There's value in pond scum
For water enthusiasts, from fishers to boaters to swimmers and picnickers, the news is simply too good to be true - scientists in the burgeoning renewable energy field say they can make fuel out of algae.
That's right. That stinky, slimy, disgusting plant-life scum that adorns our lakes, ponds, seas, and bays could be a lucrative crop in the production of biofuels.
It may be hard to fathom in the midst of this brutal winter that has frozen over most ponds, lakes, sloughs, and streams, but scentists already have developed a process that extracts the oil from algae and converts it into biodiesel fuel.

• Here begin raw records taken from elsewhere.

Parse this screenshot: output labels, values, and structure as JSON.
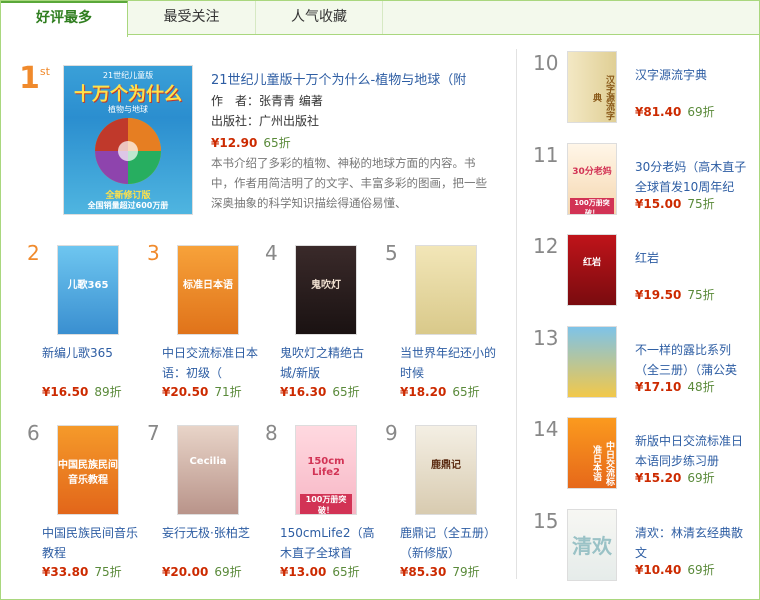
{
  "tabs": [
    {
      "label": "好评最多"
    },
    {
      "label": "最受关注"
    },
    {
      "label": "人气收藏"
    }
  ],
  "featured": {
    "rank": "1",
    "rank_suffix": "st",
    "title": "21世纪儿童版十万个为什么-植物与地球（附",
    "author_label": "作　者：",
    "author": "张青青 编著",
    "publisher_label": "出版社：",
    "publisher": "广州出版社",
    "price": "¥12.90",
    "discount": "65折",
    "description": "本书介绍了多彩的植物、神秘的地球方面的内容。书中，作者用简洁明了的文字、丰富多彩的图画，把一些深奥抽象的科学知识描绘得通俗易懂、",
    "cover_text": {
      "top": "21世纪儿童版",
      "title": "十万个为什么",
      "sub": "植物与地球",
      "badge1": "全新修订版",
      "badge2": "全国销量超过600万册"
    }
  },
  "grid": [
    {
      "rank": "2",
      "title": "新编儿歌365",
      "price": "¥16.50",
      "discount": "89折",
      "cover_text": "儿歌365"
    },
    {
      "rank": "3",
      "title": "中日交流标准日本语：初级（",
      "price": "¥20.50",
      "discount": "71折",
      "cover_text": "标准日本语"
    },
    {
      "rank": "4",
      "title": "鬼吹灯之精绝古城/新版",
      "price": "¥16.30",
      "discount": "65折",
      "cover_text": "鬼吹灯"
    },
    {
      "rank": "5",
      "title": "当世界年纪还小的时候",
      "price": "¥18.20",
      "discount": "65折",
      "cover_text": ""
    },
    {
      "rank": "6",
      "title": "中国民族民间音乐教程",
      "price": "¥33.80",
      "discount": "75折",
      "cover_text": "中国民族民间音乐教程"
    },
    {
      "rank": "7",
      "title": "妄行无极·张柏芝",
      "price": "¥20.00",
      "discount": "69折",
      "cover_text": "Cecilia"
    },
    {
      "rank": "8",
      "title": "150cmLife2（高木直子全球首",
      "price": "¥13.00",
      "discount": "65折",
      "cover_text": "150cm Life2",
      "cover_badge": "100万册突破！"
    },
    {
      "rank": "9",
      "title": "鹿鼎记（全五册）（新修版）",
      "price": "¥85.30",
      "discount": "79折",
      "cover_text": "鹿鼎记"
    }
  ],
  "side": [
    {
      "rank": "10",
      "title": "汉字源流字典",
      "price": "¥81.40",
      "discount": "69折",
      "cover_text": "汉字源流字典"
    },
    {
      "rank": "11",
      "title": "30分老妈（高木直子全球首发10周年纪",
      "price": "¥15.00",
      "discount": "75折",
      "cover_text": "30分老妈",
      "cover_badge": "100万册突破！"
    },
    {
      "rank": "12",
      "title": "红岩",
      "price": "¥19.50",
      "discount": "75折",
      "cover_text": "红岩"
    },
    {
      "rank": "13",
      "title": "不一样的露比系列（全三册）（蒲公英",
      "price": "¥17.10",
      "discount": "48折",
      "cover_text": ""
    },
    {
      "rank": "14",
      "title": "新版中日交流标准日本语同步练习册",
      "price": "¥15.20",
      "discount": "69折",
      "cover_text": "中日交流标准日本语"
    },
    {
      "rank": "15",
      "title": "清欢：林清玄经典散文",
      "price": "¥10.40",
      "discount": "69折",
      "cover_text": "清欢"
    }
  ],
  "colors": {
    "accent": "#5aa83a",
    "price": "#cc2a00",
    "link": "#2d5da3",
    "rank_hot": "#f08a2c"
  }
}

The algae oil offers the excited researchers a third option as a biodiesel feedstock, after soybean oil and animal fats.
In addition, scientists are working on a process that will take a byproduct of algae after the oil is extracted and convert it into a high-protein human food additive!

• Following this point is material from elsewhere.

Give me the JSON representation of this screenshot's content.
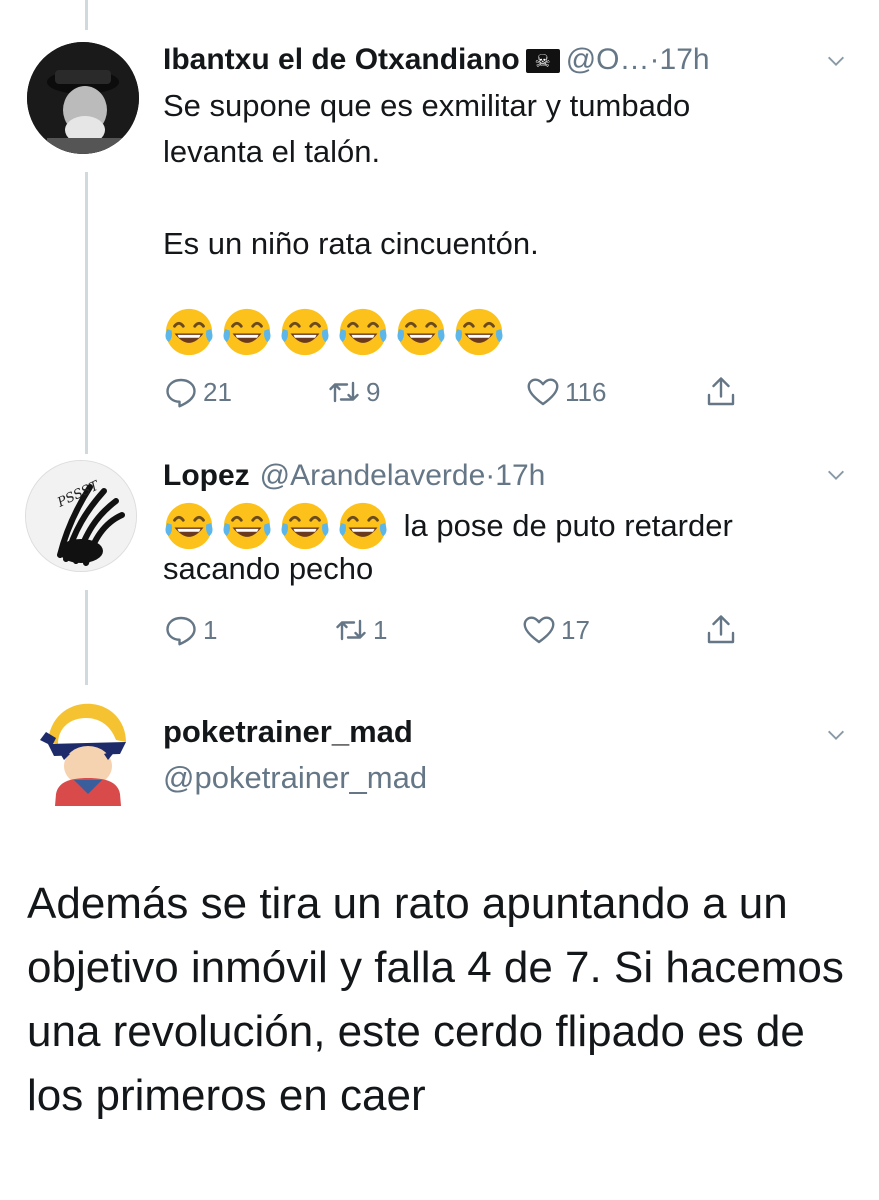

The price for soybean oil, the basic feedstock for biodiesel, has skyrocketed considerably since the onset of the innovation in renewable fuels, thereby eroding biodiesel plants' profitability and forcing many plant shutdowns, or delays at other facilities under construction.
Now, reseachers are focusing on "pond scum" algae for biodiesel. It is plentiful and an eyesore and traffic killer on our waters. While it takes a year to grow another crop of soybeans, you can have a new generation of algae in about a week, according to researchers.

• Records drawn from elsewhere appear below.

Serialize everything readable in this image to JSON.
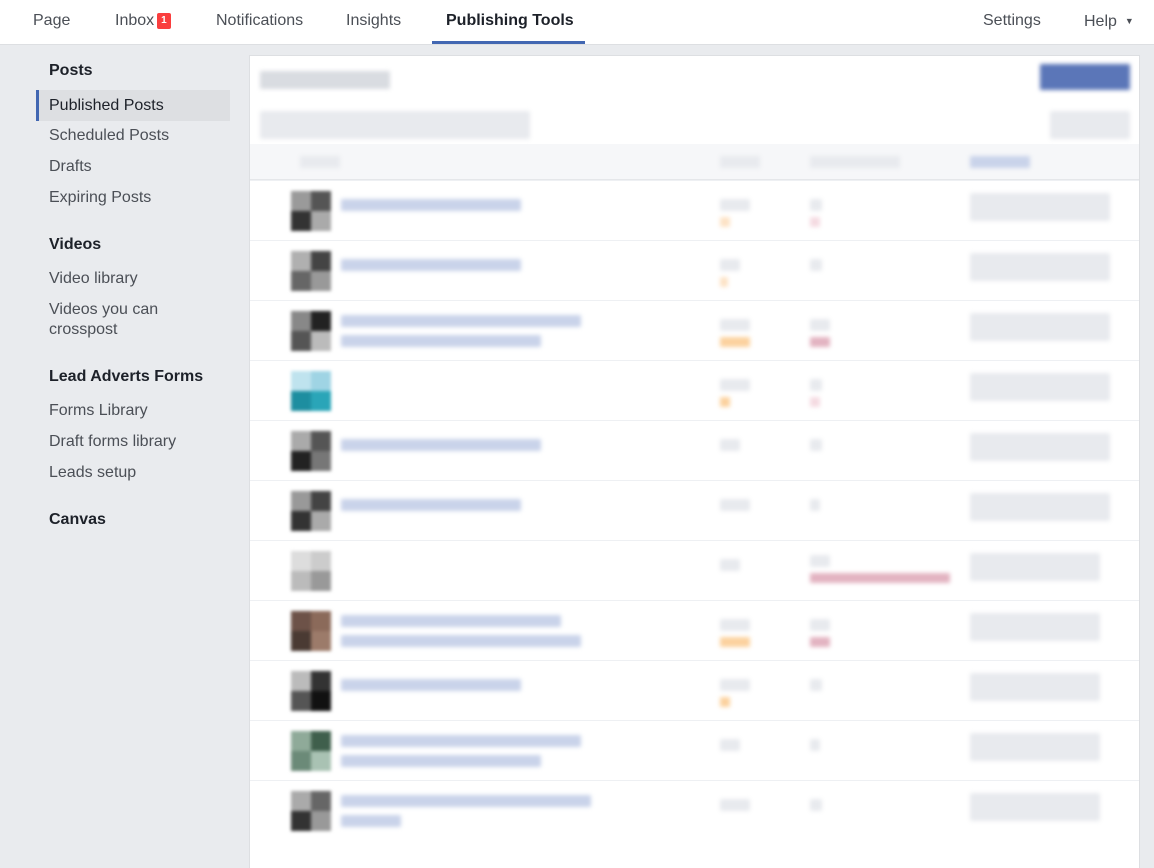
{
  "topnav": {
    "page": "Page",
    "inbox": "Inbox",
    "inbox_badge": "1",
    "notifications": "Notifications",
    "insights": "Insights",
    "publishing_tools": "Publishing Tools",
    "settings": "Settings",
    "help": "Help",
    "help_caret": "▼"
  },
  "sidebar": {
    "posts_heading": "Posts",
    "published_posts": "Published Posts",
    "scheduled_posts": "Scheduled Posts",
    "drafts": "Drafts",
    "expiring_posts": "Expiring Posts",
    "videos_heading": "Videos",
    "video_library": "Video library",
    "videos_crosspost_1": "Videos you can",
    "videos_crosspost_2": "crosspost",
    "lead_heading": "Lead Adverts Forms",
    "forms_library": "Forms Library",
    "draft_forms_library": "Draft forms library",
    "leads_setup": "Leads setup",
    "canvas_heading": "Canvas"
  },
  "colors": {
    "accent": "#4267b2",
    "badge": "#fa3e3e",
    "page_bg": "#e9ebee"
  }
}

So, in the future we may see algae farms popping up all over. Iowa alone uses about 600 million gallons of diesel fuel each year, with one pound of algae required for each gallon of biodiesel. That adds up to a lot of pond scum and cleaner water.
And most algae is green, the color of money.